EXERCISE DATA below:

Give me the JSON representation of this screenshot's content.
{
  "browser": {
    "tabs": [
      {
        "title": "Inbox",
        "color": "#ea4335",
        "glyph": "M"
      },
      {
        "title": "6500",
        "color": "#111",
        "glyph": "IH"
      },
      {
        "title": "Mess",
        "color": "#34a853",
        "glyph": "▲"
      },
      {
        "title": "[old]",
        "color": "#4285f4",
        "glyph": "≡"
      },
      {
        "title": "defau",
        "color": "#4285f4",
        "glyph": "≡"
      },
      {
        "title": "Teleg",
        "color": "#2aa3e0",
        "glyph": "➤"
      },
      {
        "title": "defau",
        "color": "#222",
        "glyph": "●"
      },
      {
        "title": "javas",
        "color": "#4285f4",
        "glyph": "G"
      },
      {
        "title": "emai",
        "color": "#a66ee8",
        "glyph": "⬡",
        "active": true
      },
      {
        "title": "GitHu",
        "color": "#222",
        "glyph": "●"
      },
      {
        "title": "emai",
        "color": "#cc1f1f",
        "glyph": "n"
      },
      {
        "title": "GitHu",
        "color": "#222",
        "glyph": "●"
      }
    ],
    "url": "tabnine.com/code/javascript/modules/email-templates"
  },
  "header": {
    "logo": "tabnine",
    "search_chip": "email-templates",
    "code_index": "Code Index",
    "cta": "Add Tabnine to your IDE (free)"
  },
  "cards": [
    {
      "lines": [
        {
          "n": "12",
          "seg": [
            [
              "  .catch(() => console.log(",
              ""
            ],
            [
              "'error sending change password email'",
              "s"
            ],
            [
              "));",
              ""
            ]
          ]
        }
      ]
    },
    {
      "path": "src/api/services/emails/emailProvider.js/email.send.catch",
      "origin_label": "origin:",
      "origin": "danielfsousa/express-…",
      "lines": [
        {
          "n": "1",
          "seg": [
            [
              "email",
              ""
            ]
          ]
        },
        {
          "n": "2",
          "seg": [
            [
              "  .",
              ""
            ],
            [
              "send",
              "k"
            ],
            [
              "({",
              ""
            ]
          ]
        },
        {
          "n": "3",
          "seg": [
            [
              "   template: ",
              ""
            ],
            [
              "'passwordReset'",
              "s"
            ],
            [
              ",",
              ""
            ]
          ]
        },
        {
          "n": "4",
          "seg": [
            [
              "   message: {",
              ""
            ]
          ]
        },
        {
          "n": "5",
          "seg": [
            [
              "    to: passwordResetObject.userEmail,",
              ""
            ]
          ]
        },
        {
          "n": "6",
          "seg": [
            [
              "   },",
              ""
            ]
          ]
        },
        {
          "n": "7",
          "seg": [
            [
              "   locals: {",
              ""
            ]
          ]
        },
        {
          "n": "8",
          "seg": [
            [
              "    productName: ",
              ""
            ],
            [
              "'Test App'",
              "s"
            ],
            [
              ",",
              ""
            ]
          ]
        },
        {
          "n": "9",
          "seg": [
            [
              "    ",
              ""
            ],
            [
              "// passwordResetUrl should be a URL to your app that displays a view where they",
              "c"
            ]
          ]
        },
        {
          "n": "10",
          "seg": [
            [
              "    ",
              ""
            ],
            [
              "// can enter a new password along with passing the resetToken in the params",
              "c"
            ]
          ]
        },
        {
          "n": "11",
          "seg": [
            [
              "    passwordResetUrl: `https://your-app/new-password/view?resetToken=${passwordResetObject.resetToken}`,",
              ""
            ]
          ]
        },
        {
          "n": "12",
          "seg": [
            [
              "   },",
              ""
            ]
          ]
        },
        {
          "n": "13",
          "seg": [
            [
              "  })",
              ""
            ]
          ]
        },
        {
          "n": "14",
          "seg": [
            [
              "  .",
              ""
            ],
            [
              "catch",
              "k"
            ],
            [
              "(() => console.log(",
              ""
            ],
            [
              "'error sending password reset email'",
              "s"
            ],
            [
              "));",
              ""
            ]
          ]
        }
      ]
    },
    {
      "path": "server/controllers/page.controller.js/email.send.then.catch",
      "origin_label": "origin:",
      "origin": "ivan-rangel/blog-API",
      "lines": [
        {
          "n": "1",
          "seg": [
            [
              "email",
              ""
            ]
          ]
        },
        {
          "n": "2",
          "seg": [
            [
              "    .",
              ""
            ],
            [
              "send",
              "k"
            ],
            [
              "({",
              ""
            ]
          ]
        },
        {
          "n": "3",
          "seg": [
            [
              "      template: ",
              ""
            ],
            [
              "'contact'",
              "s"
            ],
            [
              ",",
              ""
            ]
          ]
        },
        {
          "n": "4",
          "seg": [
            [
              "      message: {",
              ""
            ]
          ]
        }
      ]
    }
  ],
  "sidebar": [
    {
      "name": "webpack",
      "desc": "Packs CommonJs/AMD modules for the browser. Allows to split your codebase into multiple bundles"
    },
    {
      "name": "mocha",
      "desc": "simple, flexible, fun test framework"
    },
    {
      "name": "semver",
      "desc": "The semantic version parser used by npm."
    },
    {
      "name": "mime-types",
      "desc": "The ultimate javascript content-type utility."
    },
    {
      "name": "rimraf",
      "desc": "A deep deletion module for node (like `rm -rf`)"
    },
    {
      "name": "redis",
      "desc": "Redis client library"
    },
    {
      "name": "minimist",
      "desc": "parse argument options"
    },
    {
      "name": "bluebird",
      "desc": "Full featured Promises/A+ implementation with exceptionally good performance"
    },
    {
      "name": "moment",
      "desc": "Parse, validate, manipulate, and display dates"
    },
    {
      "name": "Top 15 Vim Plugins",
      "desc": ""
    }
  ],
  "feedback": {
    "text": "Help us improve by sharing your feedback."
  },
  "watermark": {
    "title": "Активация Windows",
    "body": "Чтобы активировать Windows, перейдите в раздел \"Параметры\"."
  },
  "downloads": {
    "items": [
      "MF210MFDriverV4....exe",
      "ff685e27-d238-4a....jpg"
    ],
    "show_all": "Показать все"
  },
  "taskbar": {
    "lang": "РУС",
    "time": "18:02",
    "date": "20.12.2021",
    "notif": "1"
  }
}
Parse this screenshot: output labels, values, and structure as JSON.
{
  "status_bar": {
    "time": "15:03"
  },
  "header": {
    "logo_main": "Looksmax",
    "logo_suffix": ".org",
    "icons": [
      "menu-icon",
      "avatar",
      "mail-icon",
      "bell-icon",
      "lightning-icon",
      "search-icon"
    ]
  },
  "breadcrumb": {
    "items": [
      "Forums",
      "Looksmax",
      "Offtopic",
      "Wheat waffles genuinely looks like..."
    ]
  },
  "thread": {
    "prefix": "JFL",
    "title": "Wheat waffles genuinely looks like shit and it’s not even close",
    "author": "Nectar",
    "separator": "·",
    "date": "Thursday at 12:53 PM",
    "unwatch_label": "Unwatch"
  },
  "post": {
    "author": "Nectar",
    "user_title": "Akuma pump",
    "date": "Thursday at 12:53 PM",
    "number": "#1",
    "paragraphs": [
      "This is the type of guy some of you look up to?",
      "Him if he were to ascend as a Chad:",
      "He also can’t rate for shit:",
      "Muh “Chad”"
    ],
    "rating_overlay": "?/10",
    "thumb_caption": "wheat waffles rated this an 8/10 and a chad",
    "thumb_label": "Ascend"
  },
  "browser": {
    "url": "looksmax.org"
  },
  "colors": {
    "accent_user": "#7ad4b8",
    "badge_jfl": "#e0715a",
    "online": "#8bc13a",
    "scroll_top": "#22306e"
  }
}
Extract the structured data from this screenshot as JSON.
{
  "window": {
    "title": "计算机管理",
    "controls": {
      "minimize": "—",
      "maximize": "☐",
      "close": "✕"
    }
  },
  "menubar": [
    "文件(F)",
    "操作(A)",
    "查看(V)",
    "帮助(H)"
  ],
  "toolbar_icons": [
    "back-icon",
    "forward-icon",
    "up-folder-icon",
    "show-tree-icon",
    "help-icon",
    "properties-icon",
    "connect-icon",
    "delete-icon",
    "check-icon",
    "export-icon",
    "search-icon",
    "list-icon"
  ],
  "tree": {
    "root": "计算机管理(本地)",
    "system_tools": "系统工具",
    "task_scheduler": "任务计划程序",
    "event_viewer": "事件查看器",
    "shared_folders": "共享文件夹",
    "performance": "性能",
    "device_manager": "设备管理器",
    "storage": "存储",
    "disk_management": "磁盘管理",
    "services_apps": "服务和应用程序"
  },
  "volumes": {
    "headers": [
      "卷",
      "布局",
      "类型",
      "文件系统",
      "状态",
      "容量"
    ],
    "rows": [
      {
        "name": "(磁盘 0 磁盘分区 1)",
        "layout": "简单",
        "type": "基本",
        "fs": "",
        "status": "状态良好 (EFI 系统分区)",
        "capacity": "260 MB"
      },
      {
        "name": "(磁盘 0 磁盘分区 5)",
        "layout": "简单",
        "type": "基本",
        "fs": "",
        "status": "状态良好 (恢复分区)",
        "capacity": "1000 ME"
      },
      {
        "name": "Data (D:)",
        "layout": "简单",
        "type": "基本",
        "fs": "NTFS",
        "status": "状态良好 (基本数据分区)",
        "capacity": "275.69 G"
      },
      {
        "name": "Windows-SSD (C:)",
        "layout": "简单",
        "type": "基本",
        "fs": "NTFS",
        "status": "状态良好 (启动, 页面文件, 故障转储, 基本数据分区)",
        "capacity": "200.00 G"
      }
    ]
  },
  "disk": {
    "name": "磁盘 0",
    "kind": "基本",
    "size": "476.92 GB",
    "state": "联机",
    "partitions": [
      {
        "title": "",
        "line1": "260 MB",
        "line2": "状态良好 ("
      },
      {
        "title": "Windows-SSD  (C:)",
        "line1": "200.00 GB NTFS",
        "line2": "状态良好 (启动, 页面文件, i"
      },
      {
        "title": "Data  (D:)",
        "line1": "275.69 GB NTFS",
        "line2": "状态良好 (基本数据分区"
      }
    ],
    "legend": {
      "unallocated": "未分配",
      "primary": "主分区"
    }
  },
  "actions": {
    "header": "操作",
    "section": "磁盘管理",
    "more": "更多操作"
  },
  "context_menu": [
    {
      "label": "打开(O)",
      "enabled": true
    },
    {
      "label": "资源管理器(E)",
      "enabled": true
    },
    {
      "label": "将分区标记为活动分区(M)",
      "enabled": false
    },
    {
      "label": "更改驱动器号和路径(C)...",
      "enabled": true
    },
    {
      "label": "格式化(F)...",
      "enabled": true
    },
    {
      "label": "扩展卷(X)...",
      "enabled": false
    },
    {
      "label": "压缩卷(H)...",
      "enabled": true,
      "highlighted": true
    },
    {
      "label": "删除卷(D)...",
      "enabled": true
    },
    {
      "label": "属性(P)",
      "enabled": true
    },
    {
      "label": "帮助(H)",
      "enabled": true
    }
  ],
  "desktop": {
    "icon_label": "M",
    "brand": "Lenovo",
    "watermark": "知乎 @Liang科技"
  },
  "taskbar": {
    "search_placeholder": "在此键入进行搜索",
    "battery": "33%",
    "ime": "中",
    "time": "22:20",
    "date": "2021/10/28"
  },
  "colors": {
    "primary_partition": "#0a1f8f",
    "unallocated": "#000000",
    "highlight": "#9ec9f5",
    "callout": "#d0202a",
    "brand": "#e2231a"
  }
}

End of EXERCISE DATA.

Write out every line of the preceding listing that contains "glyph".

        "glyph": "M"
        "glyph": "IH"
        "glyph": "▲"
        "glyph": "≡"
        "glyph": "≡"
        "glyph": "➤"
        "glyph": "●"
        "glyph": "G"
        "glyph": "⬡",
        "glyph": "●"
        "glyph": "n"
        "glyph": "●"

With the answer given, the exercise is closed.